There is a two-part process that produces feelings: Arousal + Interpretation = Emotion
For example, if someone steps on your toe, you will feel pain but you heart will also start beating faster. This reaction is automatic and you have little control over your body’s initial physical response. However, the emotions you experience are not automatic and will be influenced by your interpretation of the event. If you perceive that it was an accident and the person feels badly, you may feel compassion for the person, even though you are in physical pain. If you perceive that the individual stepped on your toe on purpose, you may feel angry and that it shouldn’t have happened. It is your interpretation of events that are the key to your experience of emotion, not the events themselves. Whereas sad individuals tend to interpret events as caused by situational factors (e.g., I missed the flight because the traffic was bad), angry individuals tend to attribute the same events to human factors (e.g., I missed the flight because the cab driver was terrible). This is because anger is typically caused by the actions of people and sadness by factors that are circumstantial. As a result, people make different interpretations when angry than when sad.

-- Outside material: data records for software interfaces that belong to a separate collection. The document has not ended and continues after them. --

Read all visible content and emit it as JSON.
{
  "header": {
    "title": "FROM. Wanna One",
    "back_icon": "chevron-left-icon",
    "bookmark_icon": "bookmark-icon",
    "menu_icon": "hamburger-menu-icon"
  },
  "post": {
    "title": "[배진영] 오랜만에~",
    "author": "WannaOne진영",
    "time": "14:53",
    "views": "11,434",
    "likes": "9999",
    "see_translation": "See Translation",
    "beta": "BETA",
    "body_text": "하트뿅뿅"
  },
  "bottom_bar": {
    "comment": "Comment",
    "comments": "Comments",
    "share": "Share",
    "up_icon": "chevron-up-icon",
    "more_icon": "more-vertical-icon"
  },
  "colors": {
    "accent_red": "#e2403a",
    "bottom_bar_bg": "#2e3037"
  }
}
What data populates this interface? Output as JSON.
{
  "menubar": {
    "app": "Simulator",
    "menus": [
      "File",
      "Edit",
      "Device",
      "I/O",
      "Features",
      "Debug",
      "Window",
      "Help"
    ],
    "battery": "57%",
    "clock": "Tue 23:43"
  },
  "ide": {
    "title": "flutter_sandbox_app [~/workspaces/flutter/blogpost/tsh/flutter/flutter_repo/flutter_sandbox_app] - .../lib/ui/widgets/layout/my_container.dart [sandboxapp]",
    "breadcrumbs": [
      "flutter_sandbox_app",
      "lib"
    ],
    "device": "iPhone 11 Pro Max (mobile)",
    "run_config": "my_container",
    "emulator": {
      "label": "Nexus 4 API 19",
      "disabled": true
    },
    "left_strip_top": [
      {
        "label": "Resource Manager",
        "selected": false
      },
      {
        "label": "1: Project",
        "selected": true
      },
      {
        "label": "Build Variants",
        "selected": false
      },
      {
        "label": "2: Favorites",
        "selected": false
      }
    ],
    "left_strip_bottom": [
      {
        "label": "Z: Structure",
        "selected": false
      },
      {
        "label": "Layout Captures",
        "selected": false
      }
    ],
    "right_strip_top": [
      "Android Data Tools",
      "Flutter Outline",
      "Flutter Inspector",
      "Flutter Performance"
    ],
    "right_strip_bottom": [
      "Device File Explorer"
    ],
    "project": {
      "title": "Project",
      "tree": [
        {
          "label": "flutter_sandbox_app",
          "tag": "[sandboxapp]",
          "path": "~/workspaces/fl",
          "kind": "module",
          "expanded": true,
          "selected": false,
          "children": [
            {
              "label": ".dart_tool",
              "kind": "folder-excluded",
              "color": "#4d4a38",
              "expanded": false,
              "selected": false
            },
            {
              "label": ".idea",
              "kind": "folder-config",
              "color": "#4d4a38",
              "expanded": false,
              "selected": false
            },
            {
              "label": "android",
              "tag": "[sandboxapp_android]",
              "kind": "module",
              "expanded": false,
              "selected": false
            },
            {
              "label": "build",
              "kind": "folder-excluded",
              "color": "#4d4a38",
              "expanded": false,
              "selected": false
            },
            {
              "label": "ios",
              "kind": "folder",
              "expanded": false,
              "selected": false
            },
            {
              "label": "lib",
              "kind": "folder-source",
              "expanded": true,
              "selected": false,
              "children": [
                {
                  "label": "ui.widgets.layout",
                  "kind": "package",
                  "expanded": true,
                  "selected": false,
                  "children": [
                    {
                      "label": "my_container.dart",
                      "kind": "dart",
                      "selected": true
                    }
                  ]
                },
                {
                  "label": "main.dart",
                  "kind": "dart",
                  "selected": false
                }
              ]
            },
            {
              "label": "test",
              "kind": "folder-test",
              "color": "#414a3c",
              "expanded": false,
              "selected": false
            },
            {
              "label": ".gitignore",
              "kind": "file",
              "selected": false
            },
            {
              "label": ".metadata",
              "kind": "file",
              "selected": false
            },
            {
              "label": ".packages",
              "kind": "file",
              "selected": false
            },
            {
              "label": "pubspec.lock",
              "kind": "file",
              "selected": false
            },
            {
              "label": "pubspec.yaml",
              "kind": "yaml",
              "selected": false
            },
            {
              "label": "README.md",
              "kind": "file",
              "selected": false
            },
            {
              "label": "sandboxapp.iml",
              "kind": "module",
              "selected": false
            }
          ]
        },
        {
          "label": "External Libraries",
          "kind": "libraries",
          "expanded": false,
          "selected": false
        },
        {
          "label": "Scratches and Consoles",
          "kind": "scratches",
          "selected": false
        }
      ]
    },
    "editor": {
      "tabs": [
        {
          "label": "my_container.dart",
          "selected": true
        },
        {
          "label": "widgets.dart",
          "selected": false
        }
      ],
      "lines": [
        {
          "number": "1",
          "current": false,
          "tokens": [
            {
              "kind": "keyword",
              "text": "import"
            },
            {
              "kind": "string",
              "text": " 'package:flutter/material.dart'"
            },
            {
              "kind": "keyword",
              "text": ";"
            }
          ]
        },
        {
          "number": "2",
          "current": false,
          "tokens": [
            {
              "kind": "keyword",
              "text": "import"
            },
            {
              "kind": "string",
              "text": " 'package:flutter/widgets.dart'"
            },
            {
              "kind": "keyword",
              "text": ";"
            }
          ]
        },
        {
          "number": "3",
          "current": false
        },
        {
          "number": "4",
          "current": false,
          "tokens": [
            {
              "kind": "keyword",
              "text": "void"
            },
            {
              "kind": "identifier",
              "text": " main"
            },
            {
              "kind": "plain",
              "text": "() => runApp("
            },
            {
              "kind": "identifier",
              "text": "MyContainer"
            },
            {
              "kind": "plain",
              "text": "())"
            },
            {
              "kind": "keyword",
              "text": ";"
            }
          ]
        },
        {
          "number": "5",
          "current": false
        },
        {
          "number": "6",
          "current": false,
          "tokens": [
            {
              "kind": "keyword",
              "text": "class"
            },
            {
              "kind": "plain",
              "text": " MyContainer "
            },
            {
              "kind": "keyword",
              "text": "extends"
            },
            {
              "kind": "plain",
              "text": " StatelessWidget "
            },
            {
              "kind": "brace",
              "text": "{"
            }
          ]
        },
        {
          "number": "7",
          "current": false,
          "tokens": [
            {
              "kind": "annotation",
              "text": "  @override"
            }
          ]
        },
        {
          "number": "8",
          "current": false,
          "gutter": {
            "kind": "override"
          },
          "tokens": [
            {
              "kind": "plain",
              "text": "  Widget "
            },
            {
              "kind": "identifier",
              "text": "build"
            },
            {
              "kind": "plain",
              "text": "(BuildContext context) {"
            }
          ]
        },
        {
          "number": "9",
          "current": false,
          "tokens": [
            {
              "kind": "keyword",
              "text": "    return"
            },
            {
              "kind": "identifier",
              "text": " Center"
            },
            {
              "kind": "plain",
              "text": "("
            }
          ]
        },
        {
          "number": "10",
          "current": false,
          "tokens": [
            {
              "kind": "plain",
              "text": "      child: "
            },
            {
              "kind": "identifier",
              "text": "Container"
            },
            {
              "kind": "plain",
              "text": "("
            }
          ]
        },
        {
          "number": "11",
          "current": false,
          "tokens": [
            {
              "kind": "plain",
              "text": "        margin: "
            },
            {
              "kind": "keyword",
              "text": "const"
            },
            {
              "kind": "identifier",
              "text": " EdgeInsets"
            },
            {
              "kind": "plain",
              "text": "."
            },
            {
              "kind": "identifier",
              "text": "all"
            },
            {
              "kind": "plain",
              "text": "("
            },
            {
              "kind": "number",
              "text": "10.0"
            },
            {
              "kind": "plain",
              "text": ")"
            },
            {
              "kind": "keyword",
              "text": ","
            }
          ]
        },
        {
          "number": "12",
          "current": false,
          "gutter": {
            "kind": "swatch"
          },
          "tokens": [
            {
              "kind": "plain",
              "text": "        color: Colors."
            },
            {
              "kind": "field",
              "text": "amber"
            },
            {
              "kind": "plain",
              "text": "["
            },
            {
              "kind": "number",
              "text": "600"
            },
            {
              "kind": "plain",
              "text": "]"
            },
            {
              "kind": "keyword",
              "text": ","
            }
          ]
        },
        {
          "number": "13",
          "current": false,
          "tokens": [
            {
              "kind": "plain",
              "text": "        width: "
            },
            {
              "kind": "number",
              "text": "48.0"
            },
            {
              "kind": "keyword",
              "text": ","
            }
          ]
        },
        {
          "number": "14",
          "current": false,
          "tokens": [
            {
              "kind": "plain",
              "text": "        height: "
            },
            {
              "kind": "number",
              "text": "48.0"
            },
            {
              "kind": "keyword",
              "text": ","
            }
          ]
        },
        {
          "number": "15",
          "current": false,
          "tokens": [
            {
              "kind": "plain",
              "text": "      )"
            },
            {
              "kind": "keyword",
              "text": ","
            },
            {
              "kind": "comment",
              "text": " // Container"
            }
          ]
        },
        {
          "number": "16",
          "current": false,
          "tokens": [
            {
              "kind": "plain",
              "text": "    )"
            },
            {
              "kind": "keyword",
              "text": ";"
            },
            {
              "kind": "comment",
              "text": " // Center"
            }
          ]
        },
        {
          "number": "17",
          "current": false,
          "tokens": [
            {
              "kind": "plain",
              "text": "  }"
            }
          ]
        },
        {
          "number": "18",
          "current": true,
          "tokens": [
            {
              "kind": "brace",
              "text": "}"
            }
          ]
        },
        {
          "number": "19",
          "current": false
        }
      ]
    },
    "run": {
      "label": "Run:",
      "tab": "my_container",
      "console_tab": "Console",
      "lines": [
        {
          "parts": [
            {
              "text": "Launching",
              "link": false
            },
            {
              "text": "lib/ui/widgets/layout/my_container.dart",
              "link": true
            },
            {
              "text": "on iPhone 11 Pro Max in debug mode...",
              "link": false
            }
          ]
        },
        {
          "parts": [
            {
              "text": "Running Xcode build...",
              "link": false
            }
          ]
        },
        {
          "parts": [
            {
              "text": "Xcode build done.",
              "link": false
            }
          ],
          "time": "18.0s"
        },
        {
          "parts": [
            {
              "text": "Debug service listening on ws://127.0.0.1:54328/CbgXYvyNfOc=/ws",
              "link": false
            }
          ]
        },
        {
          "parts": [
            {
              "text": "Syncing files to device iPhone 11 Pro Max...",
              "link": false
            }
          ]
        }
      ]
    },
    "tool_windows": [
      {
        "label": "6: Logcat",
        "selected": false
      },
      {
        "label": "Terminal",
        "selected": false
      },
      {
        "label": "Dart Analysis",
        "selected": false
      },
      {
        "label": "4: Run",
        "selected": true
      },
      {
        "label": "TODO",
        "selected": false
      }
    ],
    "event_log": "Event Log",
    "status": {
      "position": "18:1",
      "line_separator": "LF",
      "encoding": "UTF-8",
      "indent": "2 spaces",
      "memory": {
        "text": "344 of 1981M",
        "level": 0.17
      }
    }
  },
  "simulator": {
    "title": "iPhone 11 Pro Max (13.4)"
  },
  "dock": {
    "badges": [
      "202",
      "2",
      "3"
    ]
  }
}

Anger is a secondary emotion because you tend to experience anger in order to attack and defend against a threat. A primary feeling is what is what is felt immediately before you feel angry. However, nothing will cause you to have an emotion until you have learned which things are threatening and which are harmless. You might first feel afraid, attacked, offended, disrespected, forced, trapped, or pressured. If any of these feelings are intense enough, you feel angry. However, more than likely the primary feeling is fear. You learn to fear things from your experiences. As a human, when you experience something painful, like getting stung by a bee, and you store this experience in your memory. However you may continue to feel afraid when you hear a buzzing similar to a bee. This happens because your memory has associated the past experience of pain with the current buzzing sound. A bee does not cause the fear, the fear is an interpretation about the bee. It is your interpretations of what it means to be near a bee that determines if you anxious or not. Most small children have no fear of animals. They are interested in anything that moves, and if the thing also happens to be warm, soft, and fuzzy, they will like it. A child will not automatically be afraid of a big animal, such as a lion or bear. They must learn about the danger of such animals before they will be afraid of them.
Some people have associated the pain or discomfort that can occur in the future, with the thought of that thing or event in their mind. For example, a person who interprets all bees as dangerous and causing harm, feels fear when they see any sort of real or plastic bee. The emotional “fearful” thoughts will occur automatically, without any conscious evaluation. This reaction can come from numerous experiences or from a single, intensely frightening one, especially if that experience occurs while they are young. Others have concluded that there is no pain associated with a bee and have no problem being in a bee’s presence. Either way, the feeling depends on your interpretation of a thing or event related to whether it brings potential pain or comfort.
Bandaged toe photo available from Shutterstock